• _What you have to do_
Retype the entries exactly, keeping every line intact.

• _Element data from apps and pages_

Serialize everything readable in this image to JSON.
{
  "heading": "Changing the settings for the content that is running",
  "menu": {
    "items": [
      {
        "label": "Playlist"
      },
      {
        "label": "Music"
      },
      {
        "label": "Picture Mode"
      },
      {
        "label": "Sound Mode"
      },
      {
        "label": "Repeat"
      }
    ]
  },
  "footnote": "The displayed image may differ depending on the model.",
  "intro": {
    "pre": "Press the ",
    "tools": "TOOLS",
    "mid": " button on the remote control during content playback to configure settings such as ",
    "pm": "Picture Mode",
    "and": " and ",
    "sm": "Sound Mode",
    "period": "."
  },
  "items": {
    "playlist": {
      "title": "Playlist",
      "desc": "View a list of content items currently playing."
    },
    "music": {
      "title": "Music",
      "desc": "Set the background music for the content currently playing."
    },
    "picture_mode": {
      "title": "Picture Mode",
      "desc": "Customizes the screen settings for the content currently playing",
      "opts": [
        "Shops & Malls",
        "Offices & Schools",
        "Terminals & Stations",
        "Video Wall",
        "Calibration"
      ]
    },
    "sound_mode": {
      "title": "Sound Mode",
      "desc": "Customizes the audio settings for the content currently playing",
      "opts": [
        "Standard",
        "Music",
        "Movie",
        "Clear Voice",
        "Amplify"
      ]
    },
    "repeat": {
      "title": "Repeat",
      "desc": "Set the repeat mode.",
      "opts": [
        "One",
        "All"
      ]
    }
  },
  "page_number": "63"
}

• _Task output_
Serialize everything readable in this image to JSON.
{
  "heading": "Changing the settings for the content that is running",
  "menu": {
    "items": [
      {
        "label": "Playlist"
      },
      {
        "label": "Music"
      },
      {
        "label": "Picture Mode"
      },
      {
        "label": "Sound Mode"
      },
      {
        "label": "Repeat"
      }
    ]
  },
  "footnote": "The displayed image may differ depending on the model.",
  "intro": {
    "pre": "Press the ",
    "tools": "TOOLS",
    "mid": " button on the remote control during content playback to configure settings such as ",
    "pm": "Picture Mode",
    "and": " and ",
    "sm": "Sound Mode",
    "period": "."
  },
  "items": {
    "playlist": {
      "title": "Playlist",
      "desc": "View a list of content items currently playing."
    },
    "music": {
      "title": "Music",
      "desc": "Set the background music for the content currently playing."
    },
    "picture_mode": {
      "title": "Picture Mode",
      "desc": "Customizes the screen settings for the content currently playing",
      "opts": [
        "Shops & Malls",
        "Offices & Schools",
        "Terminals & Stations",
        "Video Wall",
        "Calibration"
      ]
    },
    "sound_mode": {
      "title": "Sound Mode",
      "desc": "Customizes the audio settings for the content currently playing",
      "opts": [
        "Standard",
        "Music",
        "Movie",
        "Clear Voice",
        "Amplify"
      ]
    },
    "repeat": {
      "title": "Repeat",
      "desc": "Set the repeat mode.",
      "opts": [
        "One",
        "All"
      ]
    }
  },
  "page_number": "63"
}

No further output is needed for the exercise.